Statistics Canada, in partnership with Infrastructure Canada, has launched a catalogue of the state of the nation's infrastructure to provide statistical information on the stock, condition, performance, and asset management strategies of Canada's core public infrastructure assets. This fifth release presents findings on public transit assets.

Key Findings:

Municipalities own over nine-tenths of all public transit assets

  • 315 government organizations across Canada owned public transit assets; most of these were municipal governments (292).
  • Municipal public transit assets consisted of 17,852 buses of various types, 3,479 railcars, 1,281 specialized transit vehicles, 247 streetcars, and 12 ferries.
  • There were 28,140 transit shelters and 740 passenger stations and terminals in 2016.
  • 96.6 percent of passenger stations and terminals and 91.8 percent of transit shelters were owned by government organizations

Large provincial variation of public transit assets in poor condition

  • 57.2 percent of all buses were purchased before 2009, with as much as 33.6 percent of buses reported below "good" condition
  • Manitoba (45.2%), Nova Scotia (39.5%), and New Brunswick (32.5%) had the highest proportion of buses in poor or very poor condition. 
  • 42.8 percent of all public rail-cars were purchased before 1999, with 39 percent of rail-cars reported below "good" condition
  • Alberta (39.0%) and Quebec (26.4%) reported larger shares of their railcar fleet in poor or very poor physical condition.

Majority of specialized transit for persons with disabilities reported in good or very good condition

  • Almost two-thirds (63.2%) of specialized transit were reported to be in good or very good physical condition in 2016, led by Quebec (91.8%).
  • The majority (85.3%) of specialized transit were purchased after 2009

Over two-thirds of roads and rail tracks dedicated to public transit were built before 2000

  • Over one-quarter (27.3%) of rail tracks and more than half (54.8%) of roads dedicated to public transit were reported to be below good physical condition
  • Ontario, Alberta, and Quebec accounted for just over three-quarters (75.7%) of all park and ride parking lots and nearly all (94.9%) passenger drop-off facilities.

Less than one-quarter of all public transit asset owners have an asset management plan

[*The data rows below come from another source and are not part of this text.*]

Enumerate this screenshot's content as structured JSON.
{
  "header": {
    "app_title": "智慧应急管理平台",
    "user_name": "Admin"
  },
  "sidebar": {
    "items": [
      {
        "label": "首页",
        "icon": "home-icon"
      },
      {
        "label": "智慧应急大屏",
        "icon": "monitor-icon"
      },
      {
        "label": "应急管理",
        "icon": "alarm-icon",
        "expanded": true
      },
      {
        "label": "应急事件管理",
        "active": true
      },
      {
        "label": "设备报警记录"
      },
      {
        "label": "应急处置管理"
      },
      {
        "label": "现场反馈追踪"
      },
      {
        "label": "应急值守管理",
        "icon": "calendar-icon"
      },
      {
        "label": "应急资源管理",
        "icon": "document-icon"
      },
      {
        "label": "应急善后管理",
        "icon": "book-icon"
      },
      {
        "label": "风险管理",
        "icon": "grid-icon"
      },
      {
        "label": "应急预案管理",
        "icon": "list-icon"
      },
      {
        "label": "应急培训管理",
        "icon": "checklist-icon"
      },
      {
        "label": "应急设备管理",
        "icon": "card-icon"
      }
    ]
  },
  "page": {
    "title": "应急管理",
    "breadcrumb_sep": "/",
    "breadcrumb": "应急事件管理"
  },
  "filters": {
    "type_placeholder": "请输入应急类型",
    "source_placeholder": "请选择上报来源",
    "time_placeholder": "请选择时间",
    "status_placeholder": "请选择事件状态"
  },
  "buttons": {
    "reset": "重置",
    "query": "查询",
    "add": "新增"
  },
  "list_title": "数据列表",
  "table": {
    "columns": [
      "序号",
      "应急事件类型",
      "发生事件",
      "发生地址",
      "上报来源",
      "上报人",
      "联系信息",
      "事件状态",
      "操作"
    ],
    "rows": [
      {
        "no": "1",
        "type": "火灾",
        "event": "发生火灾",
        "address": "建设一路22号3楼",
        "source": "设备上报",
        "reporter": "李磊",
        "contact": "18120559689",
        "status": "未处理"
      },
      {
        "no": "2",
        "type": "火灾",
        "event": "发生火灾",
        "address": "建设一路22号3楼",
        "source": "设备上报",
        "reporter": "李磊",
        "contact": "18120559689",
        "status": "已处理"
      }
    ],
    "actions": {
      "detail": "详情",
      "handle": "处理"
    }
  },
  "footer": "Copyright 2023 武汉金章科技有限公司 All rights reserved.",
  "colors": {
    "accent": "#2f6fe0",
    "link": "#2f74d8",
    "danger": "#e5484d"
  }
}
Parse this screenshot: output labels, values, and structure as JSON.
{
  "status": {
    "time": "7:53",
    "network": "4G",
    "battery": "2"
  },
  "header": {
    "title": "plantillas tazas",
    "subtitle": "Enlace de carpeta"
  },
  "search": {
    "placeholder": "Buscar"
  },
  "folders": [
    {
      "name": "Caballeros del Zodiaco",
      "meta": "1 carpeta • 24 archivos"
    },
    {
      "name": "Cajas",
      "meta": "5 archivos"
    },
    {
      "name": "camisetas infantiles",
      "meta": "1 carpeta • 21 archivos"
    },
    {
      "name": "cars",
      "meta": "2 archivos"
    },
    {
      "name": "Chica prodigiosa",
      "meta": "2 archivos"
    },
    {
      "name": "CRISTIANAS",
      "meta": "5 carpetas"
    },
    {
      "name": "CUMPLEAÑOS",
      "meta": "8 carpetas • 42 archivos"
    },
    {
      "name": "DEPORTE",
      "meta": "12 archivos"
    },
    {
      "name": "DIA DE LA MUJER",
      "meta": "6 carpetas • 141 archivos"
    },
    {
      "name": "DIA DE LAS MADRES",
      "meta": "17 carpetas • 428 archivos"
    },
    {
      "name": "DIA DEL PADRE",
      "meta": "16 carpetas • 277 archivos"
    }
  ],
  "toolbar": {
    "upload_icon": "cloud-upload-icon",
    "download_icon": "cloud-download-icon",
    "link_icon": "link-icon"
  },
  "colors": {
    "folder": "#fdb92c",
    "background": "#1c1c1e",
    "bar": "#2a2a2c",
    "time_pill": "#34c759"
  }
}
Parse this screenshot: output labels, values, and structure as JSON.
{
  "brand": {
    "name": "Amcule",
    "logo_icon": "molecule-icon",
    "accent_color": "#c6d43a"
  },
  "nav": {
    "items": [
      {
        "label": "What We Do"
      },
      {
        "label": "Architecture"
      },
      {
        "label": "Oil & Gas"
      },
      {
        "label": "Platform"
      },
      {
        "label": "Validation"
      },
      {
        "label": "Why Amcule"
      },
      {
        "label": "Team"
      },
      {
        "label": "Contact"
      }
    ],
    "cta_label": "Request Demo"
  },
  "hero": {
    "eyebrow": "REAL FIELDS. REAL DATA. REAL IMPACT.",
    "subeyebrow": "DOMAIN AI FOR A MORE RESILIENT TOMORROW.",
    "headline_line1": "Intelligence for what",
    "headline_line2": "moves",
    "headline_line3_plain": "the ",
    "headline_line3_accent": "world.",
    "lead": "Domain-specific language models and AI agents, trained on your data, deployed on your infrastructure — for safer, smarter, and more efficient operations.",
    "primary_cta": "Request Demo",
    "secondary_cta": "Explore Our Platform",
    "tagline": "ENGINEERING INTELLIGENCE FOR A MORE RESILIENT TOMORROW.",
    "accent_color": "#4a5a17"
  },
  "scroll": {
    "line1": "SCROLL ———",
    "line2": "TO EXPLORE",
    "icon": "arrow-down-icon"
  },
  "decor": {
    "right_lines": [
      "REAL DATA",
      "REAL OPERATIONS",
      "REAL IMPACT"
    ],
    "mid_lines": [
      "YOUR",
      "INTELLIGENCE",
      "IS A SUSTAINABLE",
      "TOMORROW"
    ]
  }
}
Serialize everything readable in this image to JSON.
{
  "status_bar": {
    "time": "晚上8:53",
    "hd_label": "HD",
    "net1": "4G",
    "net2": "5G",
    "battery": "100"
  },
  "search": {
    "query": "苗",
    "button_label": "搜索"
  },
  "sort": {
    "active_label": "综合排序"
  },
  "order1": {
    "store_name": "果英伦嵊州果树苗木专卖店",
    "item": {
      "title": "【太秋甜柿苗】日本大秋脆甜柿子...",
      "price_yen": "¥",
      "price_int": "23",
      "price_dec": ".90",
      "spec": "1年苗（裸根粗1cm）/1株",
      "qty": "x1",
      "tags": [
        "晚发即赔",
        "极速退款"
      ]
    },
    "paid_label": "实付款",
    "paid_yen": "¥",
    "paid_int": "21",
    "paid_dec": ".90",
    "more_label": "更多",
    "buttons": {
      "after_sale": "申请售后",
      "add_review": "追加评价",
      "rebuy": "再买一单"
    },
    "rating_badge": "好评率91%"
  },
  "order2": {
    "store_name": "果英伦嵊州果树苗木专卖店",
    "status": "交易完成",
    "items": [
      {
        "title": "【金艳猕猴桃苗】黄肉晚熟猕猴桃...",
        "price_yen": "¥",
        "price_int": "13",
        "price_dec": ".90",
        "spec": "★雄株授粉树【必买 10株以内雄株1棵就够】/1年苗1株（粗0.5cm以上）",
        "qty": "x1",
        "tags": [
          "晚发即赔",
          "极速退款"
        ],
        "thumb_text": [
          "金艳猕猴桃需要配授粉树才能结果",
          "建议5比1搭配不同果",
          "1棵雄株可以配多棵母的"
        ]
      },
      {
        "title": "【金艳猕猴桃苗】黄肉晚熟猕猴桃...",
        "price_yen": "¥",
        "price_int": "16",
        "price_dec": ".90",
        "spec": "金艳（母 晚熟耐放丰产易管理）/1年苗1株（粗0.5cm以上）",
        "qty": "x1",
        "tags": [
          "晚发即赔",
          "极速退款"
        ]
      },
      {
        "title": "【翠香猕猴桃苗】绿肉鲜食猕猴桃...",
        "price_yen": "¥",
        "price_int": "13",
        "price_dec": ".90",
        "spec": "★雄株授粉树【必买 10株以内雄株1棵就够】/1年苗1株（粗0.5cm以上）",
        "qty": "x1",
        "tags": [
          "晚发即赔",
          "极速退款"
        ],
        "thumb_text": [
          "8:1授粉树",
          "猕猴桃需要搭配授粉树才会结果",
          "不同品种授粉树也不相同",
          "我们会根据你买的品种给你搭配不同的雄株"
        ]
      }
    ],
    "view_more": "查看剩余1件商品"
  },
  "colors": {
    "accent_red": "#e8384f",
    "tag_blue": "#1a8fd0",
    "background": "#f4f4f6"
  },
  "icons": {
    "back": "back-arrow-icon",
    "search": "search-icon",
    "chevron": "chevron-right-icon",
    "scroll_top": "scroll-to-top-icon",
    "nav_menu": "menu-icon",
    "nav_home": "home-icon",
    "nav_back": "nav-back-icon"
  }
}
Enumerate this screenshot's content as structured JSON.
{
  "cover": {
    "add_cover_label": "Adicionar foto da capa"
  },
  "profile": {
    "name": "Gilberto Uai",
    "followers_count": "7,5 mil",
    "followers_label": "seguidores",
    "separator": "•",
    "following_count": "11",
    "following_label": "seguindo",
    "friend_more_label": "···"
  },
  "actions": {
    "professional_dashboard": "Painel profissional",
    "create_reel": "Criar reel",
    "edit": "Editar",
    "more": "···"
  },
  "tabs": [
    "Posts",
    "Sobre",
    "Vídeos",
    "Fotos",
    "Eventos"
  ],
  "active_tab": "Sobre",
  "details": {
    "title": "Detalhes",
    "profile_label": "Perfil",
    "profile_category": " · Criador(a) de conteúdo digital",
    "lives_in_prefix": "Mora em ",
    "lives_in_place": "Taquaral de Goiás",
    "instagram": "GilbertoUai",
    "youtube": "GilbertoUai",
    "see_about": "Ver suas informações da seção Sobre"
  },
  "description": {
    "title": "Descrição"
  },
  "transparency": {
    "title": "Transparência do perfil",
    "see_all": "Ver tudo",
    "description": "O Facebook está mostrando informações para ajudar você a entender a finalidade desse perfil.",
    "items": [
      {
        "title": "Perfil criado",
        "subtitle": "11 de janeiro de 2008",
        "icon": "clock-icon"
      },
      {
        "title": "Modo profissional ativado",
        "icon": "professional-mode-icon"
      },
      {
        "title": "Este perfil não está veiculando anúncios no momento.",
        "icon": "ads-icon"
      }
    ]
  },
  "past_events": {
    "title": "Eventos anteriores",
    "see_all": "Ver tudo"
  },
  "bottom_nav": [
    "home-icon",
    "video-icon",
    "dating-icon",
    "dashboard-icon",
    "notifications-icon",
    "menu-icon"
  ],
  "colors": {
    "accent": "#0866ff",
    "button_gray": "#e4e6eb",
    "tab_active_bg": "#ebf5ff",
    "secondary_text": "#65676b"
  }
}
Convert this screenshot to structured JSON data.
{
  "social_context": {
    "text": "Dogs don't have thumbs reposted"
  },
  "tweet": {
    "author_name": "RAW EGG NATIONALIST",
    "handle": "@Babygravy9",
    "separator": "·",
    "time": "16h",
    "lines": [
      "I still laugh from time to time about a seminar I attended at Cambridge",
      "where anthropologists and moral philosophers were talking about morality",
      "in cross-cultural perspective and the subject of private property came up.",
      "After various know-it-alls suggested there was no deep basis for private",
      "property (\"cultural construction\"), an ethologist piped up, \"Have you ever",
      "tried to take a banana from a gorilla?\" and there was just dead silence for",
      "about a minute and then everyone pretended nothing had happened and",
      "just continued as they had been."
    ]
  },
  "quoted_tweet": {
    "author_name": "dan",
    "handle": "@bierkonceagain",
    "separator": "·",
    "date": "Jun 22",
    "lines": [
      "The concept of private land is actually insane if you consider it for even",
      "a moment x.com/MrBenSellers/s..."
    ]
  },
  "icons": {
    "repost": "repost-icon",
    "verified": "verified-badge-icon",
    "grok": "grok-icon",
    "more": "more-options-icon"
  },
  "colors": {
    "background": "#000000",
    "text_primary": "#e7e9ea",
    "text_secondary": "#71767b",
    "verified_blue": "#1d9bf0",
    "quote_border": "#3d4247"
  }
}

  • 24.8 percent of owners had an asset management plan for their public transit assets in 2016. Urban municipal owners were more likely (30.1%) than rural municipal owners (12.3%) to have such a plan.
  • Among those without an asset management plan, 33.8% intended to implement a plan within the next four years. 

Consistent with the key findings of the survey, most provincial jurisdictions have outlined requirements for municipalities to implement an asset management plan in order to receive federal gas tax funding.  A typical asset management plan includes a comprehensive state of the infrastructure report, a level of service section, an asset management strategy, and a financial strategy to bridge the infrastructure deficit over the medium and long-term. Contact us here to learn how PSD can assist with the development and implementation of an effective asset management plan and ensure that your municipality can meet provincial requirements to receive funding.

The full release from Statistics Canada can be found here.